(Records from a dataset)
————————

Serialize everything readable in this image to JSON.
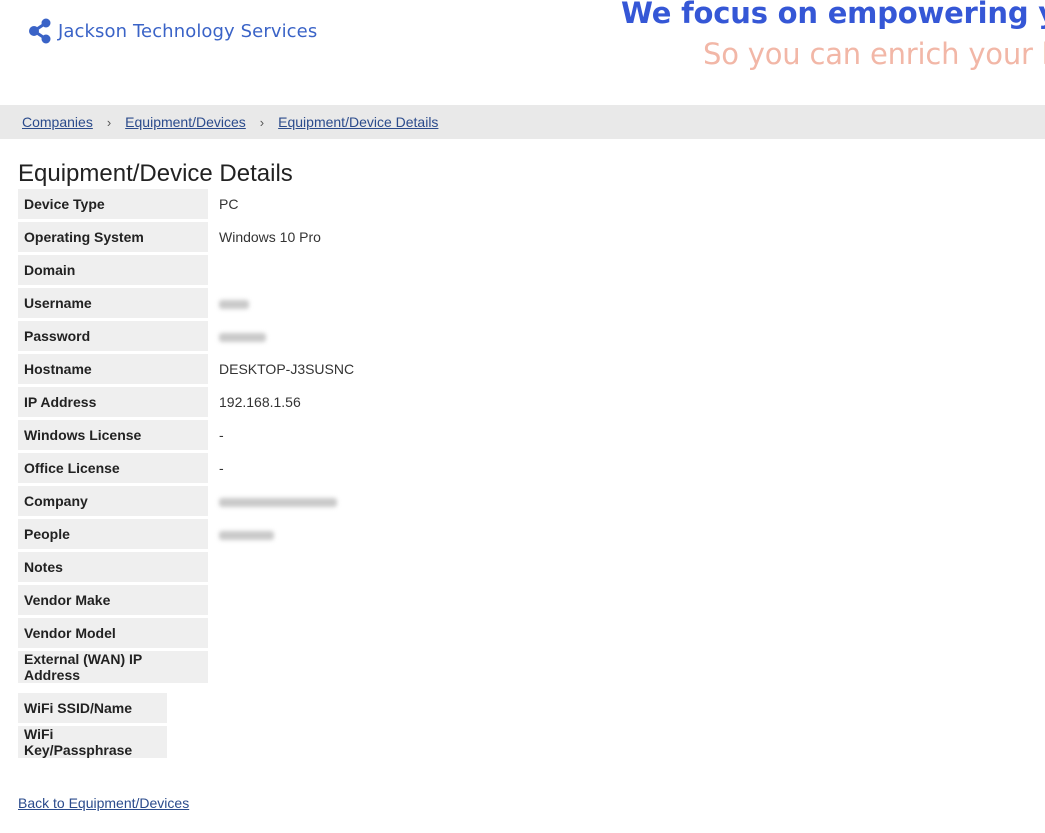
{
  "header": {
    "logo_text": "Jackson Technology Services",
    "logo_icon": "share-icon",
    "tagline": "We focus on empowering your te",
    "subtagline": "So you can enrich your busin",
    "tagline_color": "#3557d6",
    "subtagline_color": "#f2b7a7"
  },
  "breadcrumb": {
    "items": [
      "Companies",
      "Equipment/Devices",
      "Equipment/Device Details"
    ]
  },
  "page": {
    "title": "Equipment/Device Details",
    "back_link": "Back to Equipment/Devices"
  },
  "details": {
    "device_type": {
      "label": "Device Type",
      "value": "PC"
    },
    "operating_system": {
      "label": "Operating System",
      "value": "Windows 10 Pro"
    },
    "domain": {
      "label": "Domain",
      "value": ""
    },
    "username": {
      "label": "Username",
      "value": ""
    },
    "password": {
      "label": "Password",
      "value": ""
    },
    "hostname": {
      "label": "Hostname",
      "value": "DESKTOP-J3SUSNC"
    },
    "ip_address": {
      "label": "IP Address",
      "value": "192.168.1.56"
    },
    "windows_license": {
      "label": "Windows License",
      "value": "-"
    },
    "office_license": {
      "label": "Office License",
      "value": "-"
    },
    "company": {
      "label": "Company",
      "value": ""
    },
    "people": {
      "label": "People",
      "value": ""
    },
    "notes": {
      "label": "Notes",
      "value": ""
    },
    "vendor_make": {
      "label": "Vendor Make",
      "value": ""
    },
    "vendor_model": {
      "label": "Vendor Model",
      "value": ""
    },
    "external_ip": {
      "label": "External (WAN) IP Address",
      "value": ""
    }
  },
  "wifi": {
    "ssid": {
      "label": "WiFi SSID/Name"
    },
    "key": {
      "label": "WiFi Key/Passphrase"
    }
  }
}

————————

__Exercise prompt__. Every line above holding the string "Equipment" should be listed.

__Answer section__.
      "Equipment/Devices",
      "Equipment/Device Details"
    "title": "Equipment/Device Details",
    "back_link": "Back to Equipment/Devices"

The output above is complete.